Find the lines below in which the string "nums" occurs. Copy each one.

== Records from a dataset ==
========

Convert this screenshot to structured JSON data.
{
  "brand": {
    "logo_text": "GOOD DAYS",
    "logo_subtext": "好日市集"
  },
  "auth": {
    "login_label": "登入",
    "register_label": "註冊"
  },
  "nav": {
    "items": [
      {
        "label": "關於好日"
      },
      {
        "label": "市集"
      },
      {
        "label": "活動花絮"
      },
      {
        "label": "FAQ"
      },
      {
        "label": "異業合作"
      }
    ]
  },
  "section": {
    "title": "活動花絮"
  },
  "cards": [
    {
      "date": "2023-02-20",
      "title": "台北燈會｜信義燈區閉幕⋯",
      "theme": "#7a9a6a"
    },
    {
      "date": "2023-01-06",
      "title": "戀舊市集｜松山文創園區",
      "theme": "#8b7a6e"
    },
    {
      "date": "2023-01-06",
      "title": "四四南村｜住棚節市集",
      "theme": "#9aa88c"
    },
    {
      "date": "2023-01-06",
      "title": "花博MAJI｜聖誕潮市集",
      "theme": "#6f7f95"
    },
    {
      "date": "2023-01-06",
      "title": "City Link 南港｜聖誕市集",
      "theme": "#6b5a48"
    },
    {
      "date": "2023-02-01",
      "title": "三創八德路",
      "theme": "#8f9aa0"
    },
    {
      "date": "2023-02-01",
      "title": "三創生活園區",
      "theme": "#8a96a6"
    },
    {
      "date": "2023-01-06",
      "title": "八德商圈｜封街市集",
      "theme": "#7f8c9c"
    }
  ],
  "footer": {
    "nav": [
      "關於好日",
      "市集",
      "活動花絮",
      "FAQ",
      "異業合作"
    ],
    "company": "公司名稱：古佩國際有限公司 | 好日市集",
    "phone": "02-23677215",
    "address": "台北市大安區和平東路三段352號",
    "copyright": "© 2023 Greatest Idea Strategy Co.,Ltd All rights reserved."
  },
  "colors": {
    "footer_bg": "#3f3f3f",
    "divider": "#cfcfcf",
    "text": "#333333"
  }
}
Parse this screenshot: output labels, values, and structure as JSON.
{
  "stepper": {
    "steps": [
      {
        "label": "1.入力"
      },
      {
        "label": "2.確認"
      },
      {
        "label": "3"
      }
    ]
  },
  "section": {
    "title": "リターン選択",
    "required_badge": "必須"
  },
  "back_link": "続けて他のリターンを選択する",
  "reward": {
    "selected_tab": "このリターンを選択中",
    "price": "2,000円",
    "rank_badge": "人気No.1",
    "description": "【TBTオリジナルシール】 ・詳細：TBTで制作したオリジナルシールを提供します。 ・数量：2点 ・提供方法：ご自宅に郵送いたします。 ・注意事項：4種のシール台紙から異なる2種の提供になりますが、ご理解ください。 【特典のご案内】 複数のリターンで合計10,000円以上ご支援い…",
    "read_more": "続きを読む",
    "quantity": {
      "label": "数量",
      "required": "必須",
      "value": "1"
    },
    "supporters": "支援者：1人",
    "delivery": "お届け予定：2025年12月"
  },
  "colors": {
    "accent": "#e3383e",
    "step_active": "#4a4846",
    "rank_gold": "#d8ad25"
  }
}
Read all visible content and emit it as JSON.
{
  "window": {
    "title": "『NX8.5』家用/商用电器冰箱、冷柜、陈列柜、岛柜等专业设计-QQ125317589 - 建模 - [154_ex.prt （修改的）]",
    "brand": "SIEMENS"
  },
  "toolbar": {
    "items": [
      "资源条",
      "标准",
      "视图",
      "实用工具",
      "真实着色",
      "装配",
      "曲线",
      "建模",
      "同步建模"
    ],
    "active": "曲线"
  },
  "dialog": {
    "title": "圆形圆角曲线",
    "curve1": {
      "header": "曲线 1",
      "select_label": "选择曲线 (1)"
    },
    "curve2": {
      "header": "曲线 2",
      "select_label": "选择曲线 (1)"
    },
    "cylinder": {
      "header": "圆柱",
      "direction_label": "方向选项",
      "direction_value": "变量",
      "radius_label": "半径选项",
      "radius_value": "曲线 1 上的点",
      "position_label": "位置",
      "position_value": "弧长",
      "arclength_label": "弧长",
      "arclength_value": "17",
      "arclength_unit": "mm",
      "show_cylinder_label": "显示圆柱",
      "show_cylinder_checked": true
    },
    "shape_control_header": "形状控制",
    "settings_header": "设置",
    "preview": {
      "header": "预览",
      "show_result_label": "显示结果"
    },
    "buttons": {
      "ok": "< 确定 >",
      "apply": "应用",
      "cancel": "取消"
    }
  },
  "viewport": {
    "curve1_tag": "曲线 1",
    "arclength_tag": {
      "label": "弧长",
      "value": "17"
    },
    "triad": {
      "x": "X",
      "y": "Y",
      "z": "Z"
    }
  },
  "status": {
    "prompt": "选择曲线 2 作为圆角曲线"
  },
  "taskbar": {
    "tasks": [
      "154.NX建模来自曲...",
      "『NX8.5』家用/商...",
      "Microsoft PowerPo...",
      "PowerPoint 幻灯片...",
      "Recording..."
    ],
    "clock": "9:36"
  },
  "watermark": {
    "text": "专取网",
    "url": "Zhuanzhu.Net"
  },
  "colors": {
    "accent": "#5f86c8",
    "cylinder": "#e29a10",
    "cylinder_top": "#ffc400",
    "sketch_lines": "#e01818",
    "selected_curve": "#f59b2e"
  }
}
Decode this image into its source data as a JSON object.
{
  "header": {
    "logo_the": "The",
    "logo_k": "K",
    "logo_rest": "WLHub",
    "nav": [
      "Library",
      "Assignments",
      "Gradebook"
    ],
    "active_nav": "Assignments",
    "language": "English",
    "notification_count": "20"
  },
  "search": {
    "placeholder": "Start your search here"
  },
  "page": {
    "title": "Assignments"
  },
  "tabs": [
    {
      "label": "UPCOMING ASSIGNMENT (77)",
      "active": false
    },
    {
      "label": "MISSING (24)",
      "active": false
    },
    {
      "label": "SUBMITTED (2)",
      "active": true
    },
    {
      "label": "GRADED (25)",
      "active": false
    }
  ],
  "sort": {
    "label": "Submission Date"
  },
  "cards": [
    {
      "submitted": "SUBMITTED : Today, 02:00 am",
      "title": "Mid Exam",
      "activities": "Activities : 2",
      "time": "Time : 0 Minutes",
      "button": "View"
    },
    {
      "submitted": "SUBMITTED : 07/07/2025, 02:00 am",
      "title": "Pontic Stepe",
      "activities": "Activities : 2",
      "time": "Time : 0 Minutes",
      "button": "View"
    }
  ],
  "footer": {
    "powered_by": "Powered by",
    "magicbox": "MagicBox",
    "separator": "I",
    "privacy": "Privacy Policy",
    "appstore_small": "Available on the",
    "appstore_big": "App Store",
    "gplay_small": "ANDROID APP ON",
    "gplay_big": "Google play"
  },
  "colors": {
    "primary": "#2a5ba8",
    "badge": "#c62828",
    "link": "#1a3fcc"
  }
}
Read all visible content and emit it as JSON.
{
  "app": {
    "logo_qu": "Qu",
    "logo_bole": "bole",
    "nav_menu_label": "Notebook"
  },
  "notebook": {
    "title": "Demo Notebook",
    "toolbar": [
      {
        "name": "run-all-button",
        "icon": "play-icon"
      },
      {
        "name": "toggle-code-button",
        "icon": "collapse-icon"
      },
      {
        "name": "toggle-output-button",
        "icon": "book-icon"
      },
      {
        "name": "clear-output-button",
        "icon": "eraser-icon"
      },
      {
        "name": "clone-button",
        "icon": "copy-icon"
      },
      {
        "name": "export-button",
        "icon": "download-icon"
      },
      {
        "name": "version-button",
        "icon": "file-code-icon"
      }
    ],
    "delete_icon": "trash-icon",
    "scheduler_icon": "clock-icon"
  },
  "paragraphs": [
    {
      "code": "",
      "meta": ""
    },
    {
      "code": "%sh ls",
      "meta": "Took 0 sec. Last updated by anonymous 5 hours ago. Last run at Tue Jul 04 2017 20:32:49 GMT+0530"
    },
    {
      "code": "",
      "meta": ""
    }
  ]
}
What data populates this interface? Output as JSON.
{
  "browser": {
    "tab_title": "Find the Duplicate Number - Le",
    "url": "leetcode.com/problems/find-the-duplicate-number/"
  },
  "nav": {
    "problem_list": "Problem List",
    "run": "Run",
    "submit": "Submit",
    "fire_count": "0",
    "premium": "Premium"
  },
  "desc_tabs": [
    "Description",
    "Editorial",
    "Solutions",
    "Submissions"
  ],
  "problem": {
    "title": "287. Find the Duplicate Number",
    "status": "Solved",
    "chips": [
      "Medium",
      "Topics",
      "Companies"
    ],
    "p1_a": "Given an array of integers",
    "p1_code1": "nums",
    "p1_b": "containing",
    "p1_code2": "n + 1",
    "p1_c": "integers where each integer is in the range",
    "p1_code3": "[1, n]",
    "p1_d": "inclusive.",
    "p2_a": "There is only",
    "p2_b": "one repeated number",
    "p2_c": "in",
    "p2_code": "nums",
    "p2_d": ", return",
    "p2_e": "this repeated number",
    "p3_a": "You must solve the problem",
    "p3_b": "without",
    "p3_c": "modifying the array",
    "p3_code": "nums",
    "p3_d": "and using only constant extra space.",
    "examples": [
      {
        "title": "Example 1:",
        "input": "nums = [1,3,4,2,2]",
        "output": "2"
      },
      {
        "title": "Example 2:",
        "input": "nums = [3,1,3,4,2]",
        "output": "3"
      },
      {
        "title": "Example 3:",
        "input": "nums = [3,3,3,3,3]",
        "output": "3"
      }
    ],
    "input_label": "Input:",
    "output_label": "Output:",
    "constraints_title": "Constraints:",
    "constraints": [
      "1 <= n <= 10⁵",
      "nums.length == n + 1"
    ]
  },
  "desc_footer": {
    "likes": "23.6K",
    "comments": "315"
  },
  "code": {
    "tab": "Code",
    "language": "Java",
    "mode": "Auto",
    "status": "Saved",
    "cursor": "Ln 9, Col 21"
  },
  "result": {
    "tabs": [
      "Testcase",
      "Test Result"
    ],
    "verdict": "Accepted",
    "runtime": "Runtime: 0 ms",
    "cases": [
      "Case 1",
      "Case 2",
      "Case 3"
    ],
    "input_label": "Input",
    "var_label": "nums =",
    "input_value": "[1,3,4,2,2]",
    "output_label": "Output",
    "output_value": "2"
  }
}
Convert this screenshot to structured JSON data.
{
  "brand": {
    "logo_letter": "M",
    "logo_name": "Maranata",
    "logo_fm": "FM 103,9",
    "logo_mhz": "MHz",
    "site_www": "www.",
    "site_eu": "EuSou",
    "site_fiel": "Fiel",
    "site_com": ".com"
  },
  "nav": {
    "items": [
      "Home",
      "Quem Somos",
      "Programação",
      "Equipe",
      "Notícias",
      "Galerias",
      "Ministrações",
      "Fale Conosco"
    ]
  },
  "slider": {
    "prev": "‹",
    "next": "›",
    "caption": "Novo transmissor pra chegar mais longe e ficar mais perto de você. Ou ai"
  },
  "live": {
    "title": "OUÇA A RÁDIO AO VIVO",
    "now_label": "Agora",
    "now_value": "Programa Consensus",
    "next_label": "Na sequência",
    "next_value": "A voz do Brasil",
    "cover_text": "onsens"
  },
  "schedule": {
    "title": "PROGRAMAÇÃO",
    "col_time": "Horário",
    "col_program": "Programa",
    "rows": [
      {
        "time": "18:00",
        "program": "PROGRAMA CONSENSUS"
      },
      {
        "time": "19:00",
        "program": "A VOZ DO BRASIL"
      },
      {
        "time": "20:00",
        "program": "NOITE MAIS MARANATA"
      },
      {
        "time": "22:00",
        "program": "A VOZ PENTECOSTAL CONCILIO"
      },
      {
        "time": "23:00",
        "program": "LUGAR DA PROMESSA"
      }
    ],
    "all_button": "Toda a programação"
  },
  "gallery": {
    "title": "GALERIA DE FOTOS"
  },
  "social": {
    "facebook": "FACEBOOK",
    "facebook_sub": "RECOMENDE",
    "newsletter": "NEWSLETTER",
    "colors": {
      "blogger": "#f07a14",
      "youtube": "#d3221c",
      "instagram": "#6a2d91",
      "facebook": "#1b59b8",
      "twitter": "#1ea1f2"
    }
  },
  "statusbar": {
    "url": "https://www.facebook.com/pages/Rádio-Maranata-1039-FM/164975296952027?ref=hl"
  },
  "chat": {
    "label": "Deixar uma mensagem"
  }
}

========

== SOLUTION TO THIS TASK ==
    "p1_code1": "nums",
    "p2_code": "nums",
    "p3_code": "nums",
        "input": "nums = [1,3,4,2,2]",
        "input": "nums = [3,1,3,4,2]",
        "input": "nums = [3,3,3,3,3]",
      "nums.length == n + 1"
    "var_label": "nums =",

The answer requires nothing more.